Mag
Articles
<?php the_title(); ?>

Independence Is Not A Disaster:

by

After decades of discussion on the political and economic details of a theoretically independent Scotland, the Scottish citizens finally face the vote that could bring this country into reality. The vote on the Scottish Independence Referendum Bill, asking “Should Scotland be an independent country?” will take place this Thursday, September 18, 2014. “We have a shared interest” As part of the discourse on their potential independence, Scottish political leaders are looking to the Nordic countries as models in developing their social and economic policies. In addition to potentially modelling welfare and taxation on Nordic systems, other involvement ranges from applying

Mag
Articles
<?php the_title(); ?>

Funding Dries Up at the Library of Water

by

This year marks the first and only year since its opening in 2007 that VATNASAFN/LIBRARY OF WATER has been unable to fund a writer-in-residence. While one writer, American architect and poet Eric Ellingsen, used the free space this year, the position did not come with its usual stipend. This is due to a familiar story within arts communities in Iceland and abroad: a lack of funding. Housed in the building that was once Stykkishólmur’s public library, it was converted into a public art installation by American artist Roni Horn in 2007. The finished space includes three collections: a rubber flooring

Mag
Articles
<?php the_title(); ?>

Didaskophilia

by

The Biophilia project has extended its tendrils into many unexpected areas. Its accompanying education outreach programme aims to encourage creativity, whilst using new technology as a gateway to science and music learning.
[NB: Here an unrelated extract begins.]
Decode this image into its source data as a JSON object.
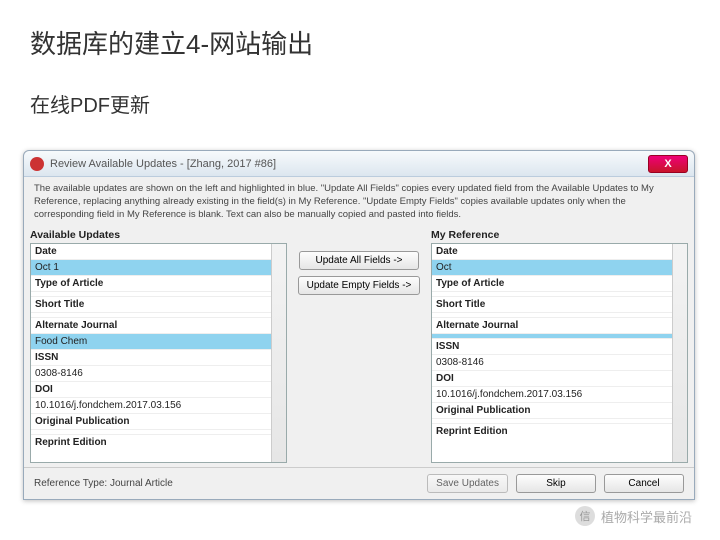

This approach combines the use of cutting-edge apps based on Björk songs like “Virus,” “Crystalline” and “Moon,” with simple exercises designed to be engaging and fun, such as marking a baloon with dots and then blowing it up to illustrate the Big Bang. The education programme went on the road as part of the Biophilia city residencies—runs of three to ten shows that took place in cities like

Mag
Articles
<?php the_title(); ?>

News In Brief: Early September

by

Remember last issue when we complained that the Bárðarbunga volcano was a huge disappointment for not having the decency to erupt? Well, apparently the volcano gods read the Grapevine, because a huge fissure opened up in Holuhraun and began spewing forth some very photogenic magma. Icelanders were quick to ask the most important question: What are we going to name the new lava field when all is said and done? The jury’s still out on that one, but for now, this is proving to be the ideal volcanic situation: pretty lava, no airplane-choking ash clouds and no one hurt or

Mag
Articles
<?php the_title(); ?>

Why You Can’t Go See The Eruption

by

In the middle of the night on Saturday, August 16, an intense swarm of seismic activity began in the area of Bárðarbunga—one of many central volcanoes nobody can pronounce—under Europe’s largest glacier, Vatnajökull. Since that day, my co-workers and I at the Icelandic Meteorological Office (aka the IMO) have been working day and night to monitor the activity, holding daily meetings with the Civil Protection services, and trying to figure out the possible outcomes of these events, which might just be the start of something a lot bigger. When the activity began, it was incredible how we could follow the

Mag
Articles
<?php the_title(); ?>

A Volcano Bigger Than Timberlake

by

The most prominent, truly devastating volcanic eruption in Icelanders’ public memory is arguably the late-18th century eruption in the volcanic ridge Lakí, followed by the Móðuharðindi, two years of all-over brutal hardships. The sky went dark, and the sun faded, while ashes destroyed pastures, and temperatures sank, leading to the death of an estimated 75% of the country’s livestock and a fifth of its human population. Then there was the late-19th century eruption, after which a fifth of the island’s populace moved to Canada. The ashes from the sudden 1973 eruption in the Vestmannaeyjar archipelago destroyed 400 homes. One person

Show Me More!